This is another OSCP like VulnHub that was very fun to do. I didn’t have any issues rooting this one and was able to do it rather quickly.

You will get practice with:

  • nmap
  • metasploit
  • mysql client
  • file privilege escalation

Enumeration

I start off with an arp-scan to find the local machine… and it turns out that my box is 192.168.0.46. Let’s get this party started!

(arp-scan)

nmap

A basic nmap scan returns a website and an ssh port. After the initial nmap scan I kick off a more thorough scan. It doesn’t tell me anything I didn’t learn some the initial scan.

Website

The website looks like a simple CMS. On the login page, I can see that this is a LotusCMS. I immediately search online and see there is a Metasploit vulnerability.

(website hosted on port 80)
(LotusCMS)

Exploit with Metasploit

I start up Metasploit and use the search functionality to find a module.

(exploit/multi/http/lcms_php_exec)
(exploit)
(and we have access)

Pseudo Terminal

I personally prefer shell over merterpreter. It’s just more natural. I also like having the ability to clear the screen so I always set the terminal variable.

(setting terminal variable)

I immediately check the home directory to see who’s there. Then I check the /etc/passwd and take notes.

(checking home directory)

ALRIGHT! There’s a pretty big clue. “.sudo_as_admin_successful” means that loneferret can run something as root. That looks like the way up!

Internal Enumeration

I looked around and I didn’t see much of anything that I could exploit. I didn’t see any misconfigured file permissions that I had access to… but I did see that mysql was running and was bound locally.

I ran checksec.sh just to see what it did.

(checksec.sh)

MySQL is Running

I found MySQL running locally and the MySQL client was able to connect to it. Looks like I need to find some credentials to access the database.

I tried logging in as root to see if a password had not been set… but I wasn’t that lucky.

Exploring the LotusCMS Website

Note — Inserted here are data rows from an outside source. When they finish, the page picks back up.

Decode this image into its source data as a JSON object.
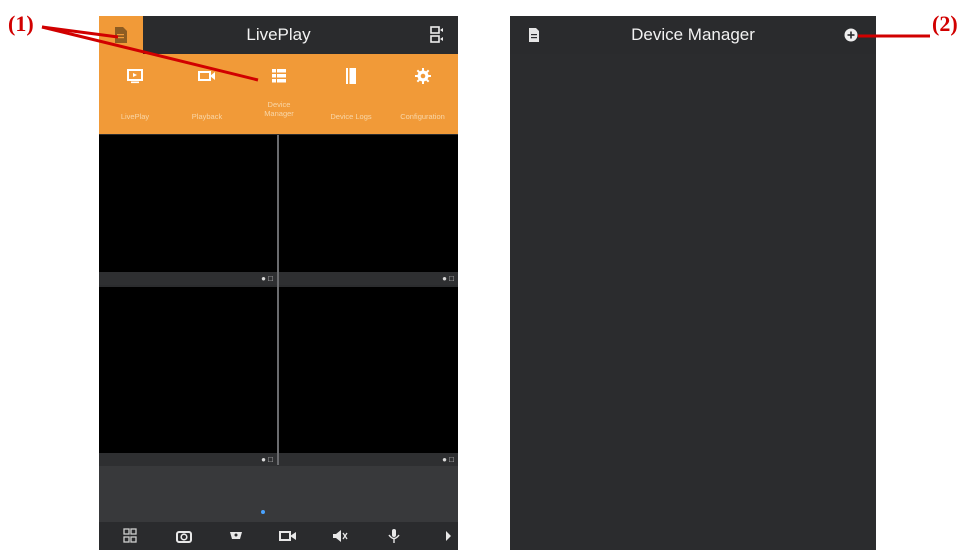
{
  "annotations": {
    "label1": "(1)",
    "label2": "(2)",
    "color": "#d10000"
  },
  "left_screen": {
    "title": "LivePlay",
    "menu_items": [
      {
        "label": "LivePlay",
        "icon": "monitor-play-icon"
      },
      {
        "label": "Playback",
        "icon": "video-camera-icon"
      },
      {
        "label": "Device\nManager",
        "icon": "list-icon"
      },
      {
        "label": "Device Logs",
        "icon": "book-icon"
      },
      {
        "label": "Configuration",
        "icon": "gear-icon"
      }
    ],
    "toolbar": [
      "grid-layout-icon",
      "snapshot-icon",
      "ptz-icon",
      "record-icon",
      "mute-icon",
      "microphone-icon",
      "next-arrow-icon"
    ],
    "accent": "#f19a38"
  },
  "right_screen": {
    "title": "Device Manager"
  }
}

It’s fair to assume that if there is a Content Management System (CMS) running then there should be credentials to access some sort of database. MySQL is the most common database used with PHP applications. After digging around I found a gallery folder that contained a file “gconfig.php” This file was referenced in the index.php file and looked like a global configuration file.

(gconfig.php)

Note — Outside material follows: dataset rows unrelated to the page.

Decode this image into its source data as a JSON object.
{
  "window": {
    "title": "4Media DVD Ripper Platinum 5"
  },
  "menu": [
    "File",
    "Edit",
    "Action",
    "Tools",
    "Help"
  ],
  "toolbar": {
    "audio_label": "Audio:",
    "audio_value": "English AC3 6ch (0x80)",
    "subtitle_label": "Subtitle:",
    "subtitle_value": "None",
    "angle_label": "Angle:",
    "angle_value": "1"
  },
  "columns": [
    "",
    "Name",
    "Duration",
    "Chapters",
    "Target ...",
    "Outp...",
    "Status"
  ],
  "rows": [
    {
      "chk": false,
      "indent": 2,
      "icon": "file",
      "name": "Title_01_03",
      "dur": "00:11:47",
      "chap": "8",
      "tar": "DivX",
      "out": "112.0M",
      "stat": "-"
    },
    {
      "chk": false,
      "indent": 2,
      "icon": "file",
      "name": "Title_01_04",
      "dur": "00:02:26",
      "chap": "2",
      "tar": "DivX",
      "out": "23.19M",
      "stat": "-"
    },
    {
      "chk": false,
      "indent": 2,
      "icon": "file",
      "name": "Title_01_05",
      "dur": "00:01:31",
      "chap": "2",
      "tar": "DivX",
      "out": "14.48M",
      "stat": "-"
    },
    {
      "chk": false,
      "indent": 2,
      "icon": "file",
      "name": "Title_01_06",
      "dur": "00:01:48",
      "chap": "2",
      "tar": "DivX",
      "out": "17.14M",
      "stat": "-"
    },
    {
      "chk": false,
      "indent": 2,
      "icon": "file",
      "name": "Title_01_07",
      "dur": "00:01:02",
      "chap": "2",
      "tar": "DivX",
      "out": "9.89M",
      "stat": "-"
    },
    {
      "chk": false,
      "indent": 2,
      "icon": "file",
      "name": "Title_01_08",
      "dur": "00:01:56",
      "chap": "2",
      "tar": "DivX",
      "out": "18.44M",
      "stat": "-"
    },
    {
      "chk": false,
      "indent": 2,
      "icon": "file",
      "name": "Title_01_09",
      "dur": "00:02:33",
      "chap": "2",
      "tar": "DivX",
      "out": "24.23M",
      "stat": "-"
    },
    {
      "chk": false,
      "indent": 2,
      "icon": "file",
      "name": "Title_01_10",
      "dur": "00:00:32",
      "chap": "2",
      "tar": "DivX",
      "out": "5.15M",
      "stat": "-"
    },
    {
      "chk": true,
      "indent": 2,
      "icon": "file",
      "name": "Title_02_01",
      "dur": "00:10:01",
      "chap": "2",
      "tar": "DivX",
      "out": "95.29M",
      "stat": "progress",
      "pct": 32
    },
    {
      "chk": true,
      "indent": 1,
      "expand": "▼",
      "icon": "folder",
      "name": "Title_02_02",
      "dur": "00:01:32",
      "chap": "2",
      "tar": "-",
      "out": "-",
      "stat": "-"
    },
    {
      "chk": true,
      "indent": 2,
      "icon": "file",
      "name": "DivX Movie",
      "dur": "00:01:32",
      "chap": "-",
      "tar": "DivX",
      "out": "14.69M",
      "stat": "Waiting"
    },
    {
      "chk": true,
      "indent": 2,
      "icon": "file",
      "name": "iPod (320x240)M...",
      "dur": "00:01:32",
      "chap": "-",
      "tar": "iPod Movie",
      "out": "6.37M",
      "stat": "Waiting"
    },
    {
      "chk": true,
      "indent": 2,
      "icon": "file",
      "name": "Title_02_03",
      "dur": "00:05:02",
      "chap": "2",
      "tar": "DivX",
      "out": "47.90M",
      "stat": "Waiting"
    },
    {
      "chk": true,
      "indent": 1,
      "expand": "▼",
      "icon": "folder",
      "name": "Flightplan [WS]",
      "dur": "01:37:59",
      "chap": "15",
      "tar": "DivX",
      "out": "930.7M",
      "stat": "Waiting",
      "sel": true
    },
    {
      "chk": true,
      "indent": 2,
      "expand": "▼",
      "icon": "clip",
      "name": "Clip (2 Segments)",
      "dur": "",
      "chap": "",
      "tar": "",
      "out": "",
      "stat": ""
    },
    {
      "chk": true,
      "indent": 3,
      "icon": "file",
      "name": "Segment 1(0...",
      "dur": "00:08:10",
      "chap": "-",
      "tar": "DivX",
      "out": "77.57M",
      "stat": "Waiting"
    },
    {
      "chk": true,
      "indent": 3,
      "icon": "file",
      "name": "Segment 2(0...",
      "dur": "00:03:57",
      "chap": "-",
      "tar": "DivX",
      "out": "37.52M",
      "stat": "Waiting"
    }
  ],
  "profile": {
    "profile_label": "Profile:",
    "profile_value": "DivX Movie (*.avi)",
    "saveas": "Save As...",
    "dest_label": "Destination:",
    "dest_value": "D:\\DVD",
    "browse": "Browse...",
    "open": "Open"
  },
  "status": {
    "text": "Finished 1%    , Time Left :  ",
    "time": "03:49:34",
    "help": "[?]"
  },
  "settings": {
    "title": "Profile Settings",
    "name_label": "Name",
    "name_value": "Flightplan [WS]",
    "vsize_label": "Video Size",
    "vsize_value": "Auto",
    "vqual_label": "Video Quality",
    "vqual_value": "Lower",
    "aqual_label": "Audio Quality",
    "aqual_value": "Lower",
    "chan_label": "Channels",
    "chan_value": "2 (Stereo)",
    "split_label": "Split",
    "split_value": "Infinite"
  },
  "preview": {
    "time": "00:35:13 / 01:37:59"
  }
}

OK! I now have root credentials for the MySQL server.

Time to move through the database and see what I can find.


(credentials found in the database)

Cracking Passwords

I took those two md5 hashes and dropped them in CrackStation to get the passwords.

Turns out their passwords are:
dreg – Mas3r
loneferret – starwars

Privilege Escalation

It’s very common for people to re-use their same passwords for logins elsewhere. While this appears to be passwords to the gallery page, it could also be a Linux user’s password. Turns out, loneferret’s password works for shell access.

I’m now in under the user, loneferret and I know this user has sudo access to an application.

(Checking sudo access)

So, I can run “ht” which is a terminal editor under root.

After messing around I was able to get a screen I could work on and I decided to use the same trick I used on HA: Albania and inject a user into the /etc/passwd file.

Root

Well, this just got easy… I really enjoyed this one.

Thanks, Steven!